But Anderson, who was named special assistant to Duquette on Thursday, said he was never pining for an official role in the organization. His desire to work with Orioles players, which has been going on in an ad hoc capacity for two years, was rooted in results and not necessarily recognition.
“It really didn’t matter if I had a title or not,” Anderson said Thursday night at a benefit event at
"Why do I care?" Anderson said, shrugging. "So I can get a business card? I don't want a business card with my name on it. I'm happy I don't have one.
"I have a true joy of making players better and helping the Orioles become better, and I know I have the tools to do that. I could have gone on indefinitely. It's not like I was calling and asking for a title. It was just the opposite. I was like 'I'm fine. Don't worry. Don't worry.' 'What are we going to name you?' 'It doesn't matter.'
It's obvious that Anderson, an Orioles Hall of Famer, is someone the organization wants to have around more. It's also obvious to the organization that he's not there for the spotlight, but rather to pay attention to the details of making players better. He's seen throughout the organization as a tireless worker, and his success as a player gives him credibility with younger players -- title or not.
"The commitment he's made is not some ex-great Oriole who wants to show up once a month somewhere and sign autographs," manager Buck Showalter said Thursday night. "He wants to be in the dirt and in the clubhouse and be a part of it. He's very serious about the Orioles, and he's been doing it a while. Everybody trusts him, and he's got a pure heart. That's important."
In the offseason, Anderson had been training several Orioles players in California -- left-hander
The word is that Hunter had dropped 20 pounds in a short time working with Anderson, and during a Q&A session with fans on Thursday night, Anderson said Matusz has "made the biggest physical transition [of] any player" he's worked with.
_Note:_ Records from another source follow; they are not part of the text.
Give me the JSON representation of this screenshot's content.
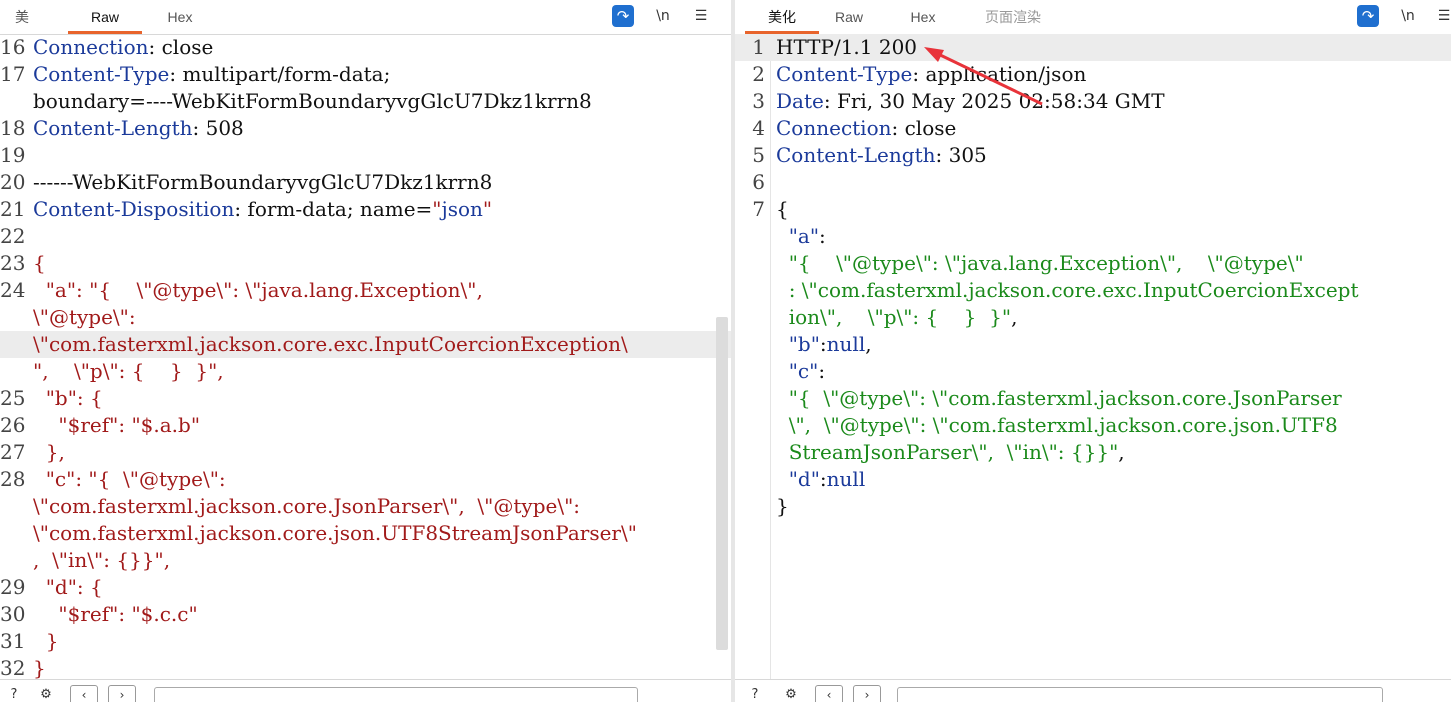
{
  "left": {
    "tabs": [
      {
        "label": "美"
      },
      {
        "label": "Raw"
      },
      {
        "label": "Hex"
      }
    ],
    "toolbar": {
      "wrap_icon": "word-wrap-icon",
      "newline_label": "\\n",
      "menu_icon": "hamburger-menu-icon"
    },
    "lines": [
      {
        "n": "16",
        "parts": [
          [
            "k",
            "Connection"
          ],
          [
            "d",
            ": close"
          ]
        ]
      },
      {
        "n": "17",
        "parts": [
          [
            "k",
            "Content-Type"
          ],
          [
            "d",
            ": multipart/form-data;"
          ]
        ]
      },
      {
        "n": "",
        "parts": [
          [
            "d",
            "boundary=----WebKitFormBoundaryvgGlcU7Dkz1krrn8"
          ]
        ]
      },
      {
        "n": "18",
        "parts": [
          [
            "k",
            "Content-Length"
          ],
          [
            "d",
            ": 508"
          ]
        ]
      },
      {
        "n": "19",
        "parts": []
      },
      {
        "n": "20",
        "parts": [
          [
            "d",
            "------WebKitFormBoundaryvgGlcU7Dkz1krrn8"
          ]
        ]
      },
      {
        "n": "21",
        "parts": [
          [
            "k",
            "Content-Disposition"
          ],
          [
            "d",
            ": form-data; name="
          ],
          [
            "r",
            "\""
          ],
          [
            "k",
            "json"
          ],
          [
            "r",
            "\""
          ]
        ]
      },
      {
        "n": "22",
        "parts": []
      },
      {
        "n": "23",
        "parts": [
          [
            "r",
            "{"
          ]
        ]
      },
      {
        "n": "24",
        "parts": [
          [
            "r",
            "  \"a\": \"{    \\\"@type\\\": \\\"java.lang.Exception\\\","
          ]
        ]
      },
      {
        "n": "",
        "parts": [
          [
            "r",
            "\\\"@type\\\":"
          ]
        ]
      },
      {
        "n": "",
        "parts": [
          [
            "r",
            "\\\"com.fasterxml.jackson.core.exc.InputCoercionException\\"
          ]
        ],
        "hl": true
      },
      {
        "n": "",
        "parts": [
          [
            "r",
            "\",    \\\"p\\\": {    }  }\","
          ]
        ]
      },
      {
        "n": "25",
        "parts": [
          [
            "r",
            "  \"b\": {"
          ]
        ]
      },
      {
        "n": "26",
        "parts": [
          [
            "r",
            "    \"$ref\": \"$.a.b\""
          ]
        ]
      },
      {
        "n": "27",
        "parts": [
          [
            "r",
            "  },"
          ]
        ]
      },
      {
        "n": "28",
        "parts": [
          [
            "r",
            "  \"c\": \"{  \\\"@type\\\":"
          ]
        ]
      },
      {
        "n": "",
        "parts": [
          [
            "r",
            "\\\"com.fasterxml.jackson.core.JsonParser\\\",  \\\"@type\\\":"
          ]
        ]
      },
      {
        "n": "",
        "parts": [
          [
            "r",
            "\\\"com.fasterxml.jackson.core.json.UTF8StreamJsonParser\\\""
          ]
        ]
      },
      {
        "n": "",
        "parts": [
          [
            "r",
            ",  \\\"in\\\": {}}\","
          ]
        ]
      },
      {
        "n": "29",
        "parts": [
          [
            "r",
            "  \"d\": {"
          ]
        ]
      },
      {
        "n": "30",
        "parts": [
          [
            "r",
            "    \"$ref\": \"$.c.c\""
          ]
        ]
      },
      {
        "n": "31",
        "parts": [
          [
            "r",
            "  }"
          ]
        ]
      },
      {
        "n": "32",
        "parts": [
          [
            "r",
            "}"
          ]
        ]
      }
    ]
  },
  "right": {
    "tabs": [
      {
        "label": "美化"
      },
      {
        "label": "Raw"
      },
      {
        "label": "Hex"
      },
      {
        "label": "页面渲染"
      }
    ],
    "toolbar": {
      "wrap_icon": "word-wrap-icon",
      "newline_label": "\\n",
      "menu_icon": "hamburger-menu-icon"
    },
    "lines": [
      {
        "n": "1",
        "parts": [
          [
            "d",
            "HTTP/1.1 200"
          ]
        ],
        "hl": true
      },
      {
        "n": "2",
        "parts": [
          [
            "k",
            "Content-Type"
          ],
          [
            "d",
            ": application/json"
          ]
        ]
      },
      {
        "n": "3",
        "parts": [
          [
            "k",
            "Date"
          ],
          [
            "d",
            ": Fri, 30 May 2025 02:58:34 GMT"
          ]
        ]
      },
      {
        "n": "4",
        "parts": [
          [
            "k",
            "Connection"
          ],
          [
            "d",
            ": close"
          ]
        ]
      },
      {
        "n": "5",
        "parts": [
          [
            "k",
            "Content-Length"
          ],
          [
            "d",
            ": 305"
          ]
        ]
      },
      {
        "n": "6",
        "parts": []
      },
      {
        "n": "7",
        "parts": [
          [
            "d",
            "{"
          ]
        ]
      },
      {
        "n": "",
        "parts": [
          [
            "k",
            "  \"a\""
          ],
          [
            "d",
            ":"
          ]
        ]
      },
      {
        "n": "",
        "parts": [
          [
            "g",
            "  \"{    \\\"@type\\\": \\\"java.lang.Exception\\\",    \\\"@type\\\""
          ]
        ]
      },
      {
        "n": "",
        "parts": [
          [
            "g",
            "  : \\\"com.fasterxml.jackson.core.exc.InputCoercionExcept"
          ]
        ]
      },
      {
        "n": "",
        "parts": [
          [
            "g",
            "  ion\\\",    \\\"p\\\": {    }  }\""
          ],
          [
            "d",
            ","
          ]
        ]
      },
      {
        "n": "",
        "parts": [
          [
            "k",
            "  \"b\""
          ],
          [
            "d",
            ":"
          ],
          [
            "k",
            "null"
          ],
          [
            "d",
            ","
          ]
        ]
      },
      {
        "n": "",
        "parts": [
          [
            "k",
            "  \"c\""
          ],
          [
            "d",
            ":"
          ]
        ]
      },
      {
        "n": "",
        "parts": [
          [
            "g",
            "  \"{  \\\"@type\\\": \\\"com.fasterxml.jackson.core.JsonParser"
          ]
        ]
      },
      {
        "n": "",
        "parts": [
          [
            "g",
            "  \\\",  \\\"@type\\\": \\\"com.fasterxml.jackson.core.json.UTF8"
          ]
        ]
      },
      {
        "n": "",
        "parts": [
          [
            "g",
            "  StreamJsonParser\\\",  \\\"in\\\": {}}\""
          ],
          [
            "d",
            ","
          ]
        ]
      },
      {
        "n": "",
        "parts": [
          [
            "k",
            "  \"d\""
          ],
          [
            "d",
            ":"
          ],
          [
            "k",
            "null"
          ]
        ]
      },
      {
        "n": "",
        "parts": [
          [
            "d",
            "}"
          ]
        ]
      }
    ]
  },
  "statusbar": {
    "icons": [
      "help-icon",
      "settings-icon",
      "prev-arrow-icon",
      "next-arrow-icon",
      "search-field"
    ]
  },
  "annotation": {
    "color": "#e8333a"
  }
}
Showalter added he thought Matusz looked like he was in the best shape he's been in.
Anderson also added that one of the best things for h im has been fostering a level of competition between those players on the field and in the weight room. He joked that he's gotten calls from players asking why the Orioles have gone out to sign a number of starting pitchers, and Anderson's answer has been simple: Take care of your own business and it won't matter.
A couple of other Friday morning tidbits:
At last night's Q&A, which benefited KidsPeace, a charity Showalter and his wife, Angela, have been involved in, Showalter said many teams have asked about Jones -- as well as the Orioles' young talent, including top shortstop prospect Manny Machado.
"If you were at the winter meetings, you'd see how many people came up to Dan asking about our young talent, and watch Dan say, 'No,'" Showalter told the audience.
Also, Showalter met with former Orioles catcher Chris Hoiles on Thursday about a possible role within the organization. Nothing is official yet, but stay tuned.
Hoiles also might join the Orioles as a spring training instructor. Word is former Oriole